In what probably should be a pub quiz question if it isn't already, Aliyev is President of Azerbaijan's National Olympic Committee as well as head of state. He has led the country since 2003, succeeding his father Heydar Aliyev, to whom commemorations of what would have been his 100th birthday earlier this month can be seen from Baku right the way from the airport which is named after him through to the Crystal Hall.

Some of the issues raised in the build-up to the European Games are still there.

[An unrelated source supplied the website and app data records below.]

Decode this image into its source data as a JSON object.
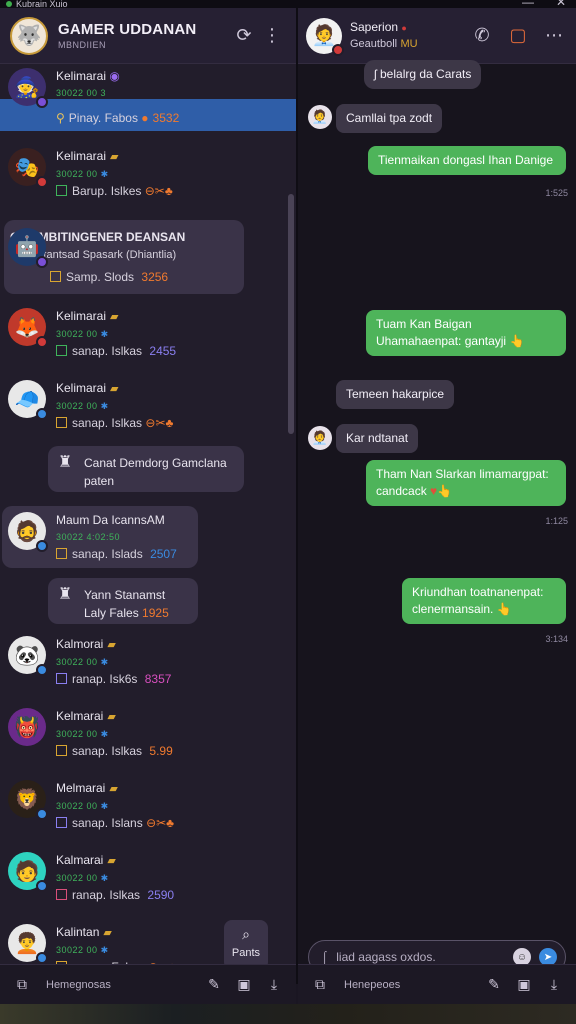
{
  "window": {
    "title": "Kubrain Xuio"
  },
  "left": {
    "header": {
      "title": "GAMER UDDANAN",
      "subtitle": "MBNDIIEN"
    },
    "chats": [
      {
        "name": "Kelimarai",
        "meta": "30022 00 3",
        "last": "Pinay. Fabos",
        "extra": "3532",
        "avatar": "🧙",
        "avbg": "#3d2f6e"
      },
      {
        "name": "Kelimarai",
        "meta": "30022 00",
        "last": "Barup. Islkes",
        "extra": "",
        "avatar": "🎭",
        "avbg": "#3a2020"
      },
      {
        "name": "Kelimarai",
        "meta": "30022 00",
        "last": "sanap. Islkas",
        "extra": "2455",
        "avatar": "🦊",
        "avbg": "#c0392b"
      },
      {
        "name": "Kelimarai",
        "meta": "30022 00",
        "last": "sanap. Islkas",
        "extra": "",
        "avatar": "🧢",
        "avbg": "#e8e8e8"
      },
      {
        "name": "Maum Da IcannsAM",
        "meta": "30022 4:02:50",
        "last": "sanap. Islads",
        "extra": "2507",
        "avatar": "🧔",
        "avbg": "#e8e8e8"
      },
      {
        "name": "Kalmorai",
        "meta": "30022 00",
        "last": "ranap. Isk6s",
        "extra": "8357",
        "avatar": "🐼",
        "avbg": "#e8e8e8"
      },
      {
        "name": "Kelmarai",
        "meta": "30022 00",
        "last": "sanap. Islkas",
        "extra": "5.99",
        "avatar": "👹",
        "avbg": "#6a2a8a"
      },
      {
        "name": "Melmarai",
        "meta": "30022 00",
        "last": "sanap. Islans",
        "extra": "",
        "avatar": "🦁",
        "avbg": "#2a2018"
      },
      {
        "name": "Kalmarai",
        "meta": "30022 00",
        "last": "ranap. Islkas",
        "extra": "2590",
        "avatar": "🧑",
        "avbg": "#2ed3c0"
      },
      {
        "name": "Kalintan",
        "meta": "30022 00",
        "last": "sanap. Fabos",
        "extra": "",
        "avatar": "🧑‍🦱",
        "avbg": "#e8e8e8"
      }
    ],
    "group_card": {
      "title": "GOMMBITINGENER DEANSAN",
      "desc": "Vin lehtantsad Spasark (Dhiantlia)",
      "last": "Samp. Slods",
      "extra": "3256",
      "avatar": "🤖"
    },
    "card1": {
      "line1": "Canat Demdorg Gamclana",
      "line2": "paten"
    },
    "card2": {
      "line1": "Yann Stanamst",
      "line2": "Laly Fales",
      "extra": "1925"
    },
    "pants_label": "Pants",
    "footer_label": "Hemegnosas"
  },
  "right": {
    "header": {
      "name": "Saperion",
      "sub1": "Geautboll",
      "sub2": "MU"
    },
    "messages": [
      {
        "dir": "in",
        "text": "belalrg da Carats"
      },
      {
        "dir": "in",
        "text": "Camllai tpa zodt"
      },
      {
        "dir": "out",
        "text": "Tienmaikan dongasl Ihan Danige"
      },
      {
        "dir": "out",
        "text": "Tuam Kan Baigan Uhamahaenpat: gantayji"
      },
      {
        "dir": "in",
        "text": "Temeen hakarpice"
      },
      {
        "dir": "in",
        "text": "Kar ndtanat"
      },
      {
        "dir": "out",
        "text": "Tham Nan Slarkan limamargpat: candcack"
      },
      {
        "dir": "out",
        "text": "Kriundhan toatnanenpat: clenermansain."
      }
    ],
    "times": [
      "1:525",
      "1:125",
      "3:134"
    ],
    "composer_placeholder": "liad aagass oxdos.",
    "footer_label": "Henepeoes"
  },
  "colors": {
    "accent_blue": "#2f5ea8",
    "bubble_out": "#4eb45a",
    "bubble_in": "#3d3747"
  }
}
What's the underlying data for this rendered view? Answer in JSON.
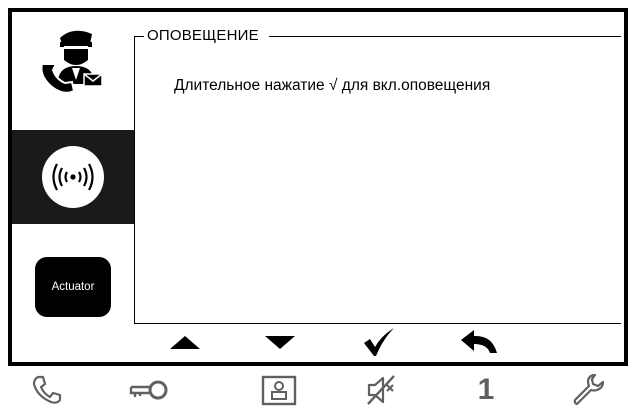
{
  "sidebar": {
    "items": [
      {
        "name": "concierge-icon"
      },
      {
        "name": "broadcast-icon",
        "selected": true
      },
      {
        "name": "actuator-icon",
        "label": "Actuator"
      }
    ]
  },
  "panel": {
    "title": "ОПОВЕЩЕНИЕ",
    "text": "Длительное нажатие √ для вкл.оповещения"
  },
  "nav": {
    "icons": [
      "arrow-up-icon",
      "arrow-down-icon",
      "checkmark-icon",
      "back-arrow-icon"
    ]
  },
  "bottom_bar": {
    "icons": [
      "phone-icon",
      "key-icon",
      "contact-card-icon",
      "mute-icon",
      "channel-number",
      "wrench-icon"
    ],
    "channel_label": "1"
  },
  "colors": {
    "bezel": "#000000",
    "selected_bg": "#1a1a1a",
    "bottom_icon": "#606060"
  }
}
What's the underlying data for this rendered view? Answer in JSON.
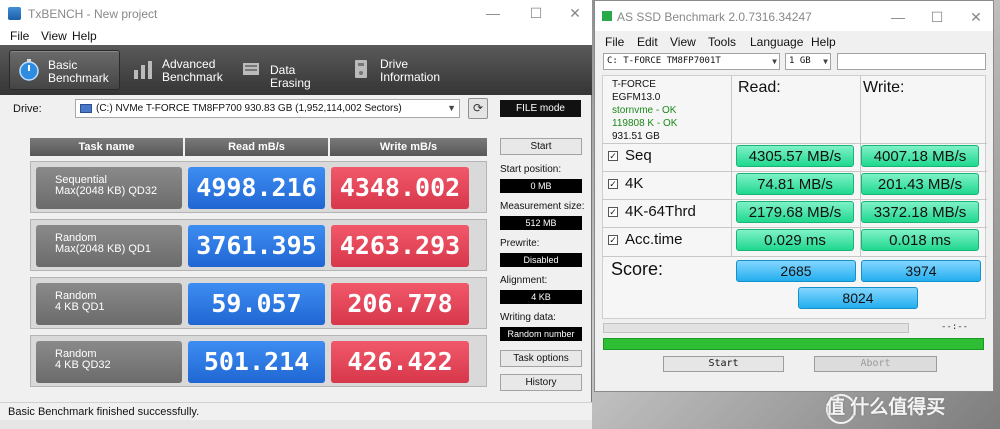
{
  "txbench": {
    "title": "TxBENCH - New project",
    "menu": [
      "File",
      "View",
      "Help"
    ],
    "toolbar": [
      {
        "label": "Basic\nBenchmark",
        "icon": "stopwatch-icon"
      },
      {
        "label": "Advanced\nBenchmark",
        "icon": "bar-chart-icon"
      },
      {
        "label": "Data Erasing",
        "icon": "eraser-icon"
      },
      {
        "label": "Drive\nInformation",
        "icon": "drive-icon"
      }
    ],
    "drive_label": "Drive:",
    "drive_value": "(C:) NVMe T-FORCE TM8FP700  930.83 GB (1,952,114,002 Sectors)",
    "file_mode": "FILE mode",
    "columns": [
      "Task name",
      "Read mB/s",
      "Write mB/s"
    ],
    "rows": [
      {
        "task": "Sequential\nMax(2048 KB) QD32",
        "read": "4998.216",
        "write": "4348.002"
      },
      {
        "task": "Random\nMax(2048 KB) QD1",
        "read": "3761.395",
        "write": "4263.293"
      },
      {
        "task": "Random\n4 KB QD1",
        "read": "59.057",
        "write": "206.778"
      },
      {
        "task": "Random\n4 KB QD32",
        "read": "501.214",
        "write": "426.422"
      }
    ],
    "side": {
      "start": "Start",
      "start_position_label": "Start position:",
      "start_position": "0 MB",
      "measurement_size_label": "Measurement size:",
      "measurement_size": "512 MB",
      "prewrite_label": "Prewrite:",
      "prewrite": "Disabled",
      "alignment_label": "Alignment:",
      "alignment": "4 KB",
      "writing_data_label": "Writing data:",
      "writing_data": "Random number",
      "task_options": "Task options",
      "history": "History"
    },
    "status": "Basic Benchmark finished successfully."
  },
  "asssd": {
    "title": "AS SSD Benchmark 2.0.7316.34247",
    "menu": [
      "File",
      "Edit",
      "View",
      "Tools",
      "Language",
      "Help"
    ],
    "drive_select": "C: T-FORCE TM8FP7001T",
    "size_select": "1 GB",
    "drive_info": {
      "model": "T-FORCE",
      "firmware": "EGFM13.0",
      "driver": "stornvme - OK",
      "alignment": "119808 K - OK",
      "capacity": "931.51 GB"
    },
    "headers": {
      "read": "Read:",
      "write": "Write:"
    },
    "tests": [
      {
        "name": "Seq",
        "read": "4305.57 MB/s",
        "write": "4007.18 MB/s"
      },
      {
        "name": "4K",
        "read": "74.81 MB/s",
        "write": "201.43 MB/s"
      },
      {
        "name": "4K-64Thrd",
        "read": "2179.68 MB/s",
        "write": "3372.18 MB/s"
      },
      {
        "name": "Acc.time",
        "read": "0.029 ms",
        "write": "0.018 ms"
      }
    ],
    "score_label": "Score:",
    "score_read": "2685",
    "score_write": "3974",
    "score_total": "8024",
    "elapsed": "--:--",
    "progress": 1.0,
    "start": "Start",
    "abort": "Abort"
  },
  "watermark": "值 什么值得买"
}
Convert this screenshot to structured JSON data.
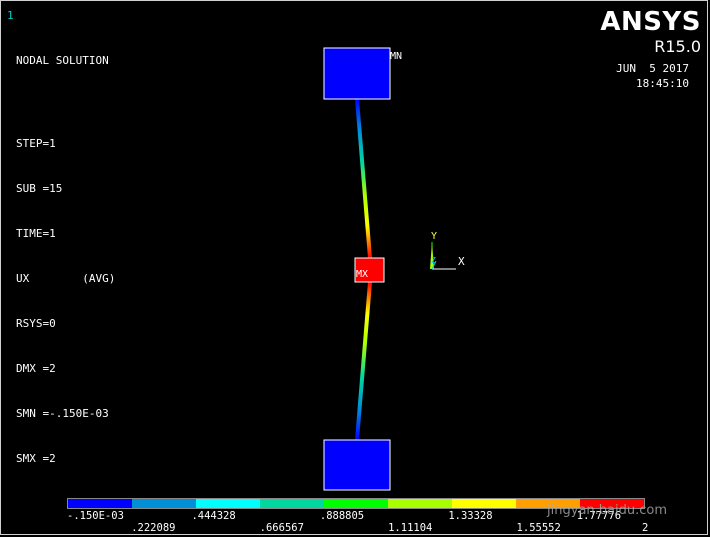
{
  "window_number": "1",
  "info": {
    "line1": "NODAL SOLUTION",
    "line2": "",
    "line3": "STEP=1",
    "line4": "SUB =15",
    "line5": "TIME=1",
    "line6": "UX        (AVG)",
    "line7": "RSYS=0",
    "line8": "DMX =2",
    "line9": "SMN =-.150E-03",
    "line10": "SMX =2"
  },
  "brand": {
    "name": "ANSYS",
    "release": "R15.0"
  },
  "stamp": {
    "date": "JUN  5 2017",
    "time": "18:45:10"
  },
  "markers": {
    "min": "MN",
    "max": "MX"
  },
  "triad": {
    "y": "Y",
    "x": "X",
    "z": "Z"
  },
  "legend": {
    "colors": [
      "#0000ff",
      "#0090d8",
      "#00ffff",
      "#00d8a0",
      "#00ff00",
      "#a8ff00",
      "#ffff00",
      "#ffa000",
      "#ff0000"
    ],
    "labels_top": [
      "-.150E-03",
      ".444328",
      ".888805",
      "1.33328",
      "1.77776"
    ],
    "labels_bottom": [
      ".222089",
      ".666567",
      "1.11104",
      "1.55552",
      "2"
    ]
  },
  "watermark": "jingyan.baidu.com"
}
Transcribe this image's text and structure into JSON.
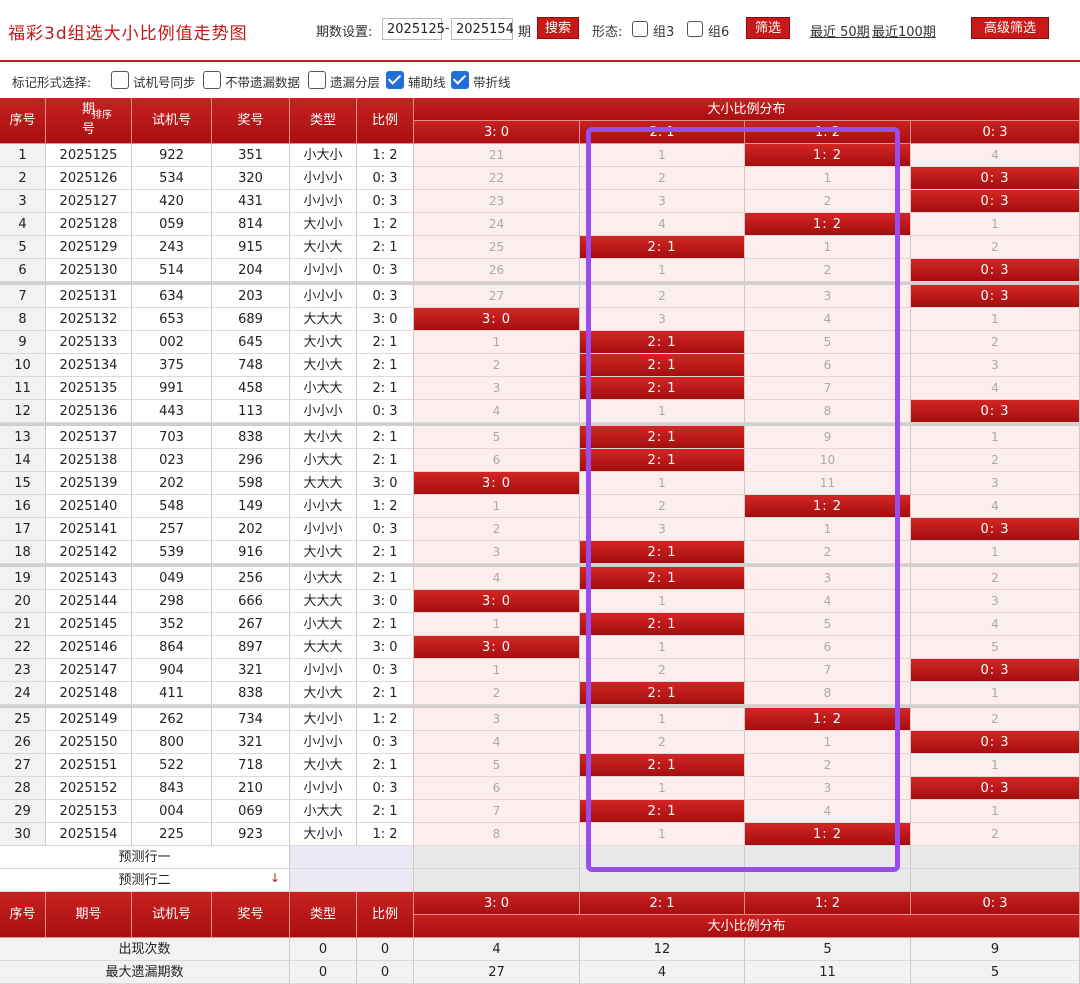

New Zealand's Max Watene has opted not compete at the World Taekwondo Championships due to fears over Azerbaijan's records on LGBTQ+ rights, for example.

My colleague Owen Lloyd ran an excellent blog from the Azerbaijan Formula One Grand Prix last month, which you can read here, examining the extent to which this amounts to "sportswashing".

Yet off the back of welcoming Europe for Eurovision and the European Games, Azerbaijan is firmly on the sporting map.

The European Games, whose branding can still be seen in parts of Baku, has delivered facilities that are there to be used and set a precedent which has put the city on a one-way street to becoming a major sports destination.

It wants more too, with Minister of Youth and Sports of Azerbaijan Farid Gayibov telling insidethegames last week Azerbaijan is contemplating a bid for the 2031 International University Sports Federation Summer World University Games and "always interested" in multi-sports events.

The Baku 2015 European Games has proved a catalyst for further sports events in Azerbaijan's capital ©Getty Images
The Baku 2015 European Games has proved a catalyst for further sports events in Azerbaijan's capital ©Getty Images

"It is good for sports in the country but also brings a lot of tourists," Gayibov said.

"Our volunteers are benefitting a lot.

"They have been able to travel outside for events as well after gaining experience from the home events."

Azerbaijan is not the only country to set the ball rolling to becoming a trusted host for sports through staging a mega event.

The Qatar 2022 FIFA World Cup initially looked as though it might prove an exception to the norm in failing to boost the nation's profile, such was the furore over the disputed awarding of the tournament in 2010 and concerns over the host's human rights record, including its treatment of migrant workers on projects for the event.

FIFA President Gianni Infantino only seemed to throw fuel on the already roaring fire with his sensational for all the wrong reasons "today I feel…" press conference on the eve of the World Cup, as did the controversy surrounding the OneLove armbands.

The Qatar 2022 FIFA World Cup has provided a prime example of the boost to a host nation's sporting reputation by staging a mega event ©Getty Images
The Qatar 2022 FIFA World Cup has provided a prime example of the boost to a host nation's sporting reputation by staging a mega event ©Getty Images

Yet once a few entertaining football matches were played in Qatar, including what many viewed as the greatest final of all time and the crowning moment of Argentinian star Lionel Messi's career, those issues gradually slipped discourse.

Constructing seven new stadiums in and around Doha was suddenly transformed from a costly project which for many epitomised the greed of modern football into a well-thought out concept which, we were told, suited fans well because of the short distances between venues and served the interests of "sustainability" by cutting down travel.

Any doubts over Qatar 2022's impact for the host nation were allayed when the country was awarded the men's Basketball World Cup for 2027 last month. Even more remarkably, suggestions it could step into to replace France for the 2025 Rugby League World Cup do not appear as far-fetched as they would have been pre-FIFA World Cup.

Another one you can file alongside the Russia 2018 FIFA World Cup and Beijing 2008 Olympics and Paralympics in successfully promoting a controversial host to the world of sport and ultimately serving to improve perceptions.

Hosting sports events should not be gatekept by a small number of suitable countries, of course, but organisers of mega multi-sport events or the World Cup should be left in doubt of the impact of their allocations in years to come.